* PROBLEM STATEMENT:
Output the data that follows exactly, line for line.

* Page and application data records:

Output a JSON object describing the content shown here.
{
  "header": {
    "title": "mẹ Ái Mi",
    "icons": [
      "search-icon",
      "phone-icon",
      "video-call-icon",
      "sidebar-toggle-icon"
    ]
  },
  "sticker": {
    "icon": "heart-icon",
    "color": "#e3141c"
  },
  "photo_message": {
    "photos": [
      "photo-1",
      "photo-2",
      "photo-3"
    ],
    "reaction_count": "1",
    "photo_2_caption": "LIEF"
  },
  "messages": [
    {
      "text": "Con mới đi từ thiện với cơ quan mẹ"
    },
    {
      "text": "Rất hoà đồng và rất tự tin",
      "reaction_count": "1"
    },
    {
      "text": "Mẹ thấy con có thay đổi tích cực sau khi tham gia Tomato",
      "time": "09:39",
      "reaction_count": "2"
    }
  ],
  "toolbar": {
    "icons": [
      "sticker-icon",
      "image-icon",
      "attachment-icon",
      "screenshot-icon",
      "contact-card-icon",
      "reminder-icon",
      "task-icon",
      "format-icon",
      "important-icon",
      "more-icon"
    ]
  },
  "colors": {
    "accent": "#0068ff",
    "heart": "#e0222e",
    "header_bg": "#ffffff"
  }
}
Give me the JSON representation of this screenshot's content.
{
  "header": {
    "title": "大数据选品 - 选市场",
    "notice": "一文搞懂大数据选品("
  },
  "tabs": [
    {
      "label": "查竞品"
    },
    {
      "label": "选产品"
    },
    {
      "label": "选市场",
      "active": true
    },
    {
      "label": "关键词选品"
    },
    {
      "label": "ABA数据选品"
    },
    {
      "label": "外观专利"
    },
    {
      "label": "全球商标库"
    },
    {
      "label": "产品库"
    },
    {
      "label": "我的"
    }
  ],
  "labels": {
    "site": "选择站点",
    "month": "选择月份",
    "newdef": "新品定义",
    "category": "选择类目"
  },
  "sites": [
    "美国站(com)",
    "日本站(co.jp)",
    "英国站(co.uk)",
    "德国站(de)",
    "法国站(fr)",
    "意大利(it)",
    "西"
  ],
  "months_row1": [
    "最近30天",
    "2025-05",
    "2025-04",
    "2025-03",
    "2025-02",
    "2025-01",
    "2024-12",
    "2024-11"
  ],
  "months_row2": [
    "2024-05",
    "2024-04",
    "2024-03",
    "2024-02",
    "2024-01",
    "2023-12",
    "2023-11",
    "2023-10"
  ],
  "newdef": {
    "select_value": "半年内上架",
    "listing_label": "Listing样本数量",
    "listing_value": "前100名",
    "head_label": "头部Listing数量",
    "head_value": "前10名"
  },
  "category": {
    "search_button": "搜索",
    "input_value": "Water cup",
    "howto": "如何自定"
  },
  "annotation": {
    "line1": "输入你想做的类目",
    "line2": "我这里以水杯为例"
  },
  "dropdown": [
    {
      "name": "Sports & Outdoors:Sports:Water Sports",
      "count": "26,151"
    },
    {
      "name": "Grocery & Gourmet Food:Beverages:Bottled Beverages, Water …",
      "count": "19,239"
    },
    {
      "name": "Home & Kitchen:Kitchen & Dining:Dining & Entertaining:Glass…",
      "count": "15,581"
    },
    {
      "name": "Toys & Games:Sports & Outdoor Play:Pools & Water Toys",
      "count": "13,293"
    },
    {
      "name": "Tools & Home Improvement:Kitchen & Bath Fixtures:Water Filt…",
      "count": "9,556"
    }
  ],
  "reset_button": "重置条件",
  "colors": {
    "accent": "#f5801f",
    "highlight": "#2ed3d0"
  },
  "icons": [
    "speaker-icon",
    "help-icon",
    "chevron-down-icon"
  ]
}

* SOLUTION TO THIS TASK:
Output a JSON object describing the content shown here.
{
  "header": {
    "title": "mẹ Ái Mi",
    "icons": [
      "search-icon",
      "phone-icon",
      "video-call-icon",
      "sidebar-toggle-icon"
    ]
  },
  "sticker": {
    "icon": "heart-icon",
    "color": "#e3141c"
  },
  "photo_message": {
    "photos": [
      "photo-1",
      "photo-2",
      "photo-3"
    ],
    "reaction_count": "1",
    "photo_2_caption": "LIEF"
  },
  "messages": [
    {
      "text": "Con mới đi từ thiện với cơ quan mẹ"
    },
    {
      "text": "Rất hoà đồng và rất tự tin",
      "reaction_count": "1"
    },
    {
      "text": "Mẹ thấy con có thay đổi tích cực sau khi tham gia Tomato",
      "time": "09:39",
      "reaction_count": "2"
    }
  ],
  "toolbar": {
    "icons": [
      "sticker-icon",
      "image-icon",
      "attachment-icon",
      "screenshot-icon",
      "contact-card-icon",
      "reminder-icon",
      "task-icon",
      "format-icon",
      "important-icon",
      "more-icon"
    ]
  },
  "colors": {
    "accent": "#0068ff",
    "heart": "#e0222e",
    "header_bg": "#ffffff"
  }
}
Give me the JSON representation of this screenshot's content.
{
  "header": {
    "title": "大数据选品 - 选市场",
    "notice": "一文搞懂大数据选品("
  },
  "tabs": [
    {
      "label": "查竞品"
    },
    {
      "label": "选产品"
    },
    {
      "label": "选市场",
      "active": true
    },
    {
      "label": "关键词选品"
    },
    {
      "label": "ABA数据选品"
    },
    {
      "label": "外观专利"
    },
    {
      "label": "全球商标库"
    },
    {
      "label": "产品库"
    },
    {
      "label": "我的"
    }
  ],
  "labels": {
    "site": "选择站点",
    "month": "选择月份",
    "newdef": "新品定义",
    "category": "选择类目"
  },
  "sites": [
    "美国站(com)",
    "日本站(co.jp)",
    "英国站(co.uk)",
    "德国站(de)",
    "法国站(fr)",
    "意大利(it)",
    "西"
  ],
  "months_row1": [
    "最近30天",
    "2025-05",
    "2025-04",
    "2025-03",
    "2025-02",
    "2025-01",
    "2024-12",
    "2024-11"
  ],
  "months_row2": [
    "2024-05",
    "2024-04",
    "2024-03",
    "2024-02",
    "2024-01",
    "2023-12",
    "2023-11",
    "2023-10"
  ],
  "newdef": {
    "select_value": "半年内上架",
    "listing_label": "Listing样本数量",
    "listing_value": "前100名",
    "head_label": "头部Listing数量",
    "head_value": "前10名"
  },
  "category": {
    "search_button": "搜索",
    "input_value": "Water cup",
    "howto": "如何自定"
  },
  "annotation": {
    "line1": "输入你想做的类目",
    "line2": "我这里以水杯为例"
  },
  "dropdown": [
    {
      "name": "Sports & Outdoors:Sports:Water Sports",
      "count": "26,151"
    },
    {
      "name": "Grocery & Gourmet Food:Beverages:Bottled Beverages, Water …",
      "count": "19,239"
    },
    {
      "name": "Home & Kitchen:Kitchen & Dining:Dining & Entertaining:Glass…",
      "count": "15,581"
    },
    {
      "name": "Toys & Games:Sports & Outdoor Play:Pools & Water Toys",
      "count": "13,293"
    },
    {
      "name": "Tools & Home Improvement:Kitchen & Bath Fixtures:Water Filt…",
      "count": "9,556"
    }
  ],
  "reset_button": "重置条件",
  "colors": {
    "accent": "#f5801f",
    "highlight": "#2ed3d0"
  },
  "icons": [
    "speaker-icon",
    "help-icon",
    "chevron-down-icon"
  ]
}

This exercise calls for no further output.